The DOH guidance was updated on Sept. 17th to allow visitors under age 18, if they are accompanied by an adult age 18 or older. The CMS guidance does not address child visitors, but provides that visitors who are unable to comply with infection prevention practices should not be permitted to visit and should be asked to leave.
Compassionate Care Visits
CMS embraces a broad approach to compassionate care visits that extends beyond end-of-life situations. The CMS guidance includes several examples of compassionate care visits involving residents who are distressed or failing to thrive, but are not at the end of life. The DOH guidance, by contrast, allows compassionate care visits without test results, but does not define compassionate care. Earlier DOH guidance appeared to limit such visits to visitors who are "essential to the care of the patient or [ ] providing support in imminent end-of-life situations or for family members of residents in imminent end-of-life situations, and those providing Hospice care."

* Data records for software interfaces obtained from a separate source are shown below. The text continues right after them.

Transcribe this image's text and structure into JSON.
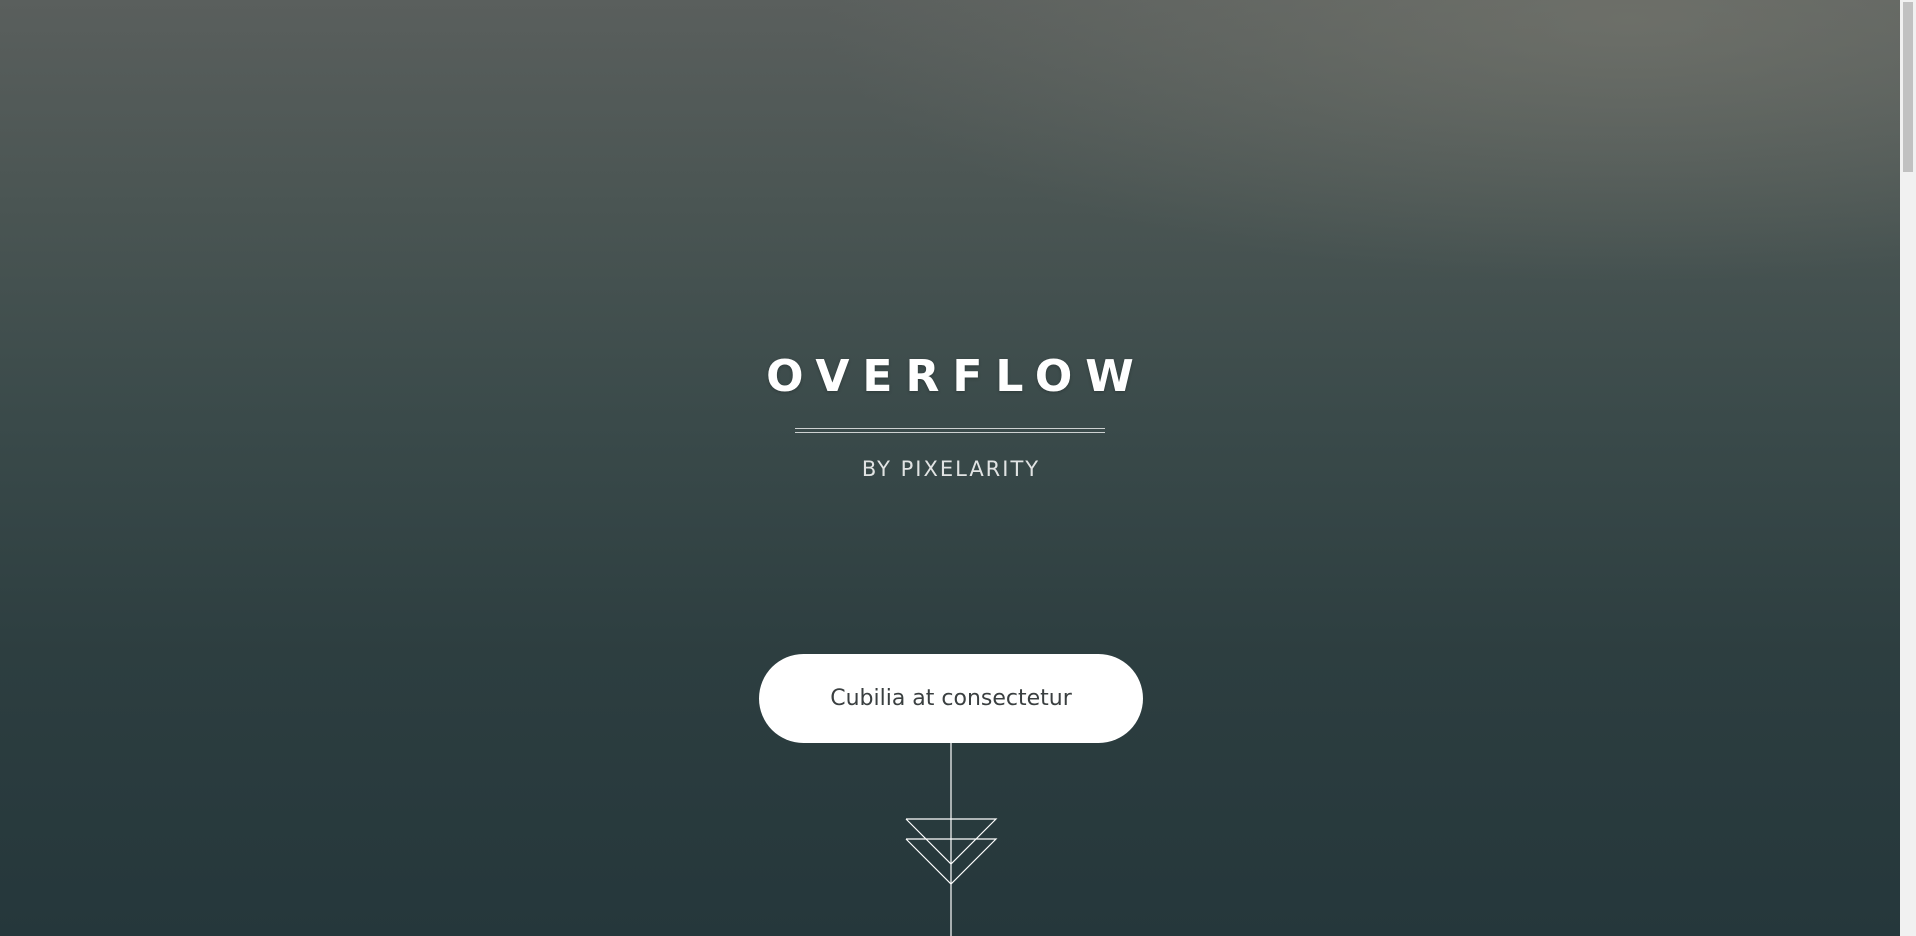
{
  "header": {
    "title": "OVERFLOW",
    "subtitle": "BY PIXELARITY"
  },
  "cta": {
    "label": "Cubilia at consectetur"
  },
  "decor": {
    "arrow_icon": "double-chevron-down-icon"
  },
  "colors": {
    "background_top": "#5a5f5d",
    "background_bottom": "#25373b",
    "button_bg": "#ffffff",
    "button_text": "#3a3f40",
    "title_text": "#ffffff"
  }
}
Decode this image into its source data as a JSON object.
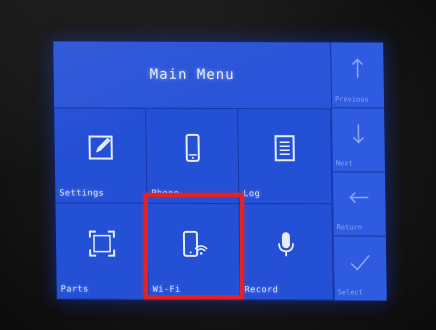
{
  "menu": {
    "title": "Main Menu",
    "tiles": [
      {
        "label": "Settings",
        "icon": "edit-icon"
      },
      {
        "label": "Phone",
        "icon": "phone-icon"
      },
      {
        "label": "Log",
        "icon": "list-icon"
      },
      {
        "label": "Parts",
        "icon": "frame-icon"
      },
      {
        "label": "Wi-Fi",
        "icon": "phone-wifi-icon"
      },
      {
        "label": "Record",
        "icon": "microphone-icon"
      }
    ]
  },
  "side_buttons": [
    {
      "label": "Previous",
      "icon": "arrow-up-icon"
    },
    {
      "label": "Next",
      "icon": "arrow-down-icon"
    },
    {
      "label": "Return",
      "icon": "arrow-left-icon"
    },
    {
      "label": "Select",
      "icon": "check-icon"
    }
  ],
  "selected_item": "Wi-Fi",
  "colors": {
    "screen_blue": "#1a3fc0",
    "tile_blue": "#2450d6",
    "highlight_red": "#e52222"
  }
}
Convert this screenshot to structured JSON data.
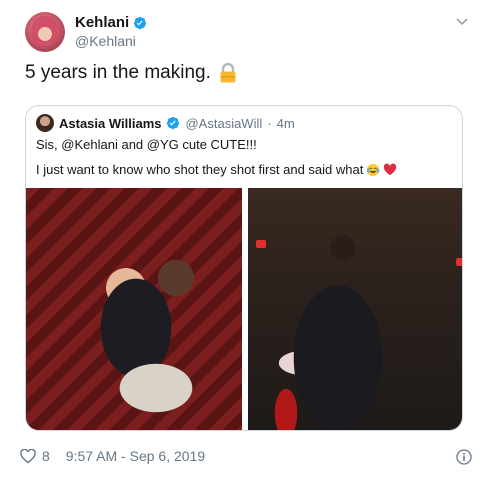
{
  "author": {
    "name": "Kehlani",
    "handle": "@Kehlani"
  },
  "tweet": {
    "text": "5 years in the making.",
    "emoji": "lock"
  },
  "quote": {
    "name": "Astasia Williams",
    "handle": "@AstasiaWill",
    "separator": "·",
    "time": "4m",
    "line1": "Sis, @Kehlani and @YG cute CUTE!!!",
    "line2": "I just want to know who shot they shot first and said what",
    "line2_emojis": [
      "tears-of-joy-emoji",
      "red-heart-emoji"
    ]
  },
  "footer": {
    "likes": "8",
    "timestamp": "9:57 AM - Sep 6, 2019"
  },
  "colors": {
    "verified": "#1da1f2",
    "muted": "#657786",
    "border": "#ccd6dd"
  }
}
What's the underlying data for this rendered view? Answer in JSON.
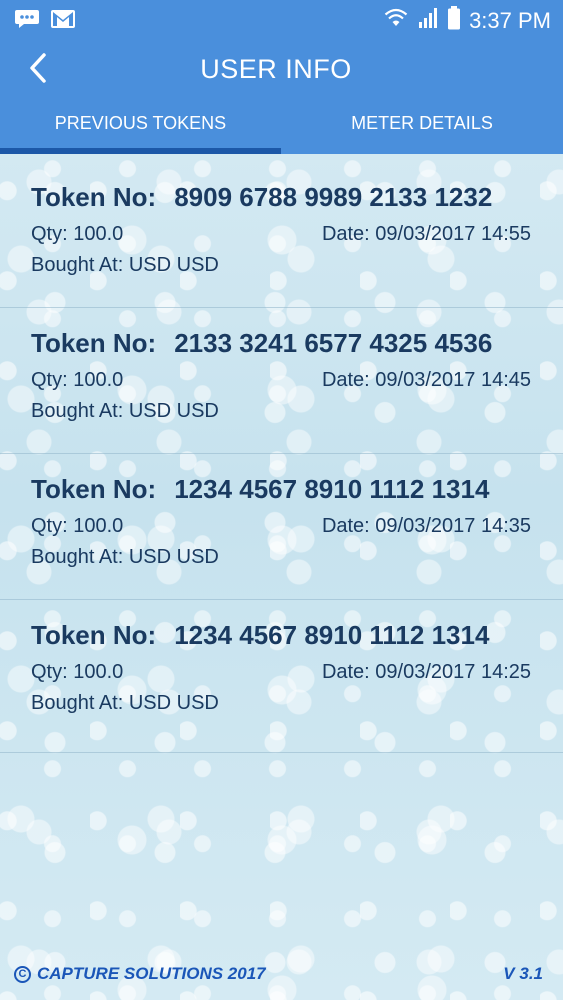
{
  "status_bar": {
    "time": "3:37 PM",
    "icons": [
      "message-icon",
      "gmail-icon",
      "wifi-icon",
      "signal-icon",
      "battery-icon"
    ]
  },
  "header": {
    "title": "USER INFO",
    "back_icon": "chevron-left-icon",
    "background_color": "#4a8fdc"
  },
  "tabs": [
    {
      "label": "PREVIOUS TOKENS",
      "active": true
    },
    {
      "label": "METER DETAILS",
      "active": false
    }
  ],
  "tokens": [
    {
      "label": "Token No:",
      "number": "8909 6788 9989 2133 1232",
      "qty": "Qty: 100.0",
      "date": "Date: 09/03/2017 14:55",
      "bought_at": "Bought At: USD USD"
    },
    {
      "label": "Token No:",
      "number": "2133 3241 6577 4325 4536",
      "qty": "Qty: 100.0",
      "date": "Date: 09/03/2017 14:45",
      "bought_at": "Bought At: USD USD"
    },
    {
      "label": "Token No:",
      "number": "1234 4567 8910 1112 1314",
      "qty": "Qty: 100.0",
      "date": "Date: 09/03/2017 14:35",
      "bought_at": "Bought At: USD USD"
    },
    {
      "label": "Token No:",
      "number": "1234 4567 8910 1112 1314",
      "qty": "Qty: 100.0",
      "date": "Date: 09/03/2017 14:25",
      "bought_at": "Bought At: USD USD"
    }
  ],
  "footer": {
    "copyright_symbol": "C",
    "copyright_text": "CAPTURE SOLUTIONS 2017",
    "version": "V 3.1"
  }
}
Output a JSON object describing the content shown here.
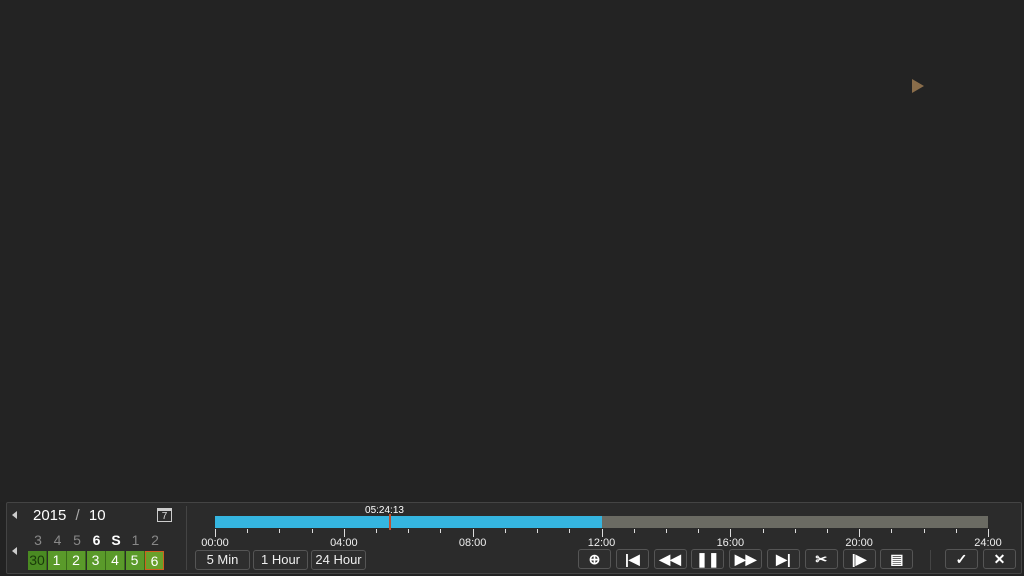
{
  "video": {
    "play_indicator_icon": "play-icon",
    "indicator_color": "#8a6d4a"
  },
  "calendar": {
    "year": "2015",
    "separator": "/",
    "month": "10",
    "calendar_icon_label": "7",
    "weekdays": [
      "3",
      "4",
      "5",
      "6",
      "S",
      "1",
      "2"
    ],
    "days": [
      "30",
      "1",
      "2",
      "3",
      "4",
      "5",
      "6"
    ],
    "selected_day": "6",
    "record_color": "#5a9a2a"
  },
  "timeline": {
    "current_time": "05:24:13",
    "current_hours": 5.4036,
    "recorded_ranges": [
      [
        0,
        12
      ]
    ],
    "record_color": "#35b5e0",
    "hour_labels": [
      "00:00",
      "04:00",
      "08:00",
      "12:00",
      "16:00",
      "20:00",
      "24:00"
    ]
  },
  "zoom_buttons": [
    "5 Min",
    "1 Hour",
    "24 Hour"
  ],
  "controls": [
    {
      "name": "zoom-in",
      "glyph": "⊕"
    },
    {
      "name": "previous",
      "glyph": "|◀"
    },
    {
      "name": "rewind",
      "glyph": "◀◀"
    },
    {
      "name": "pause",
      "glyph": "❚❚"
    },
    {
      "name": "fast-forward",
      "glyph": "▶▶"
    },
    {
      "name": "next",
      "glyph": "▶|"
    },
    {
      "name": "clip",
      "glyph": "✂"
    },
    {
      "name": "step-forward",
      "glyph": "|▶"
    },
    {
      "name": "display",
      "glyph": "▤"
    }
  ],
  "right_controls": [
    {
      "name": "hide",
      "glyph": "✓"
    },
    {
      "name": "close",
      "glyph": "✕"
    }
  ]
}
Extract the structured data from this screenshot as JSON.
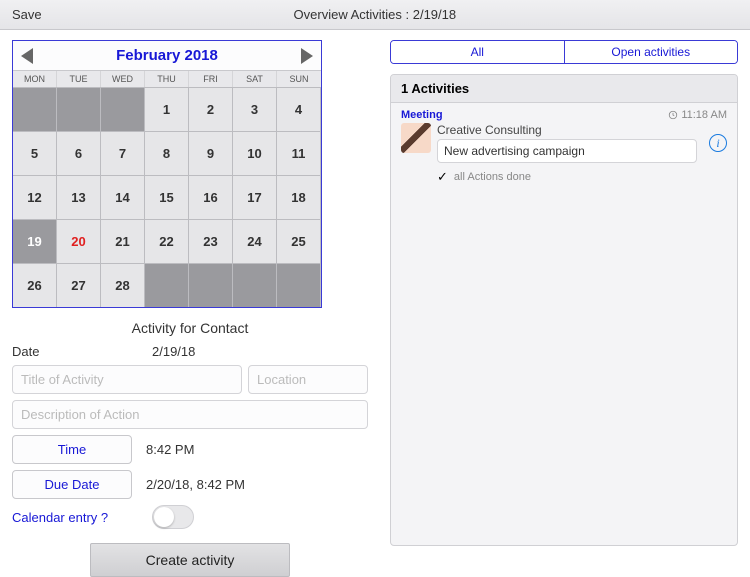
{
  "header": {
    "save": "Save",
    "title": "Overview Activities : 2/19/18"
  },
  "calendar": {
    "title": "February 2018",
    "dow": [
      "MON",
      "TUE",
      "WED",
      "THU",
      "FRI",
      "SAT",
      "SUN"
    ],
    "leading_blanks": 3,
    "days": 28,
    "selected": 19,
    "today": 20
  },
  "form": {
    "heading": "Activity for Contact",
    "date_label": "Date",
    "date_value": "2/19/18",
    "title_ph": "Title of Activity",
    "location_ph": "Location",
    "desc_ph": "Description of Action",
    "time_btn": "Time",
    "time_value": "8:42 PM",
    "due_btn": "Due Date",
    "due_value": "2/20/18, 8:42 PM",
    "cal_entry": "Calendar entry ?",
    "create": "Create activity"
  },
  "tabs": {
    "all": "All",
    "open": "Open activities"
  },
  "panel": {
    "heading": "1 Activities",
    "activity": {
      "type": "Meeting",
      "time": "11:18 AM",
      "contact": "Creative Consulting",
      "subject": "New advertising campaign",
      "done": "all Actions done"
    }
  }
}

Group Activities and Communal Dining
The CMS guidance authorizes group activities and communal dining, provided that facilities adhere to its infection prevention principles, including social distancing. The DOH guidance appears to authorize small group activities with social distancing only when the facility meets the conditions to open for visitation and notes that communal dining continues to be suspended.
Health Care and Other Service Providers
CMS requires nursing homes to allow a variety of health care workers and service providers to enter facilities, provided that they are not subject to a COVID-19-related work exclusion or show signs or symptoms of COVID-19. These providers include hospice workers, emergency medical services (EMS) personnel, dialysis technicians, laboratory technicians, radiology technicians, social workers, clergy, etc. The DOH guidance addresses "non-essential personnel" and allows them to enter only if the facility meets all of the conditions to open for visitation.
LeadingAge NY has reached out to staff at DOH and in the Governor's Office to elicit clarification and alignment of the State's approach with the CMS approach.
Contact: Karen Lipson, email@example.com, 518-867-8838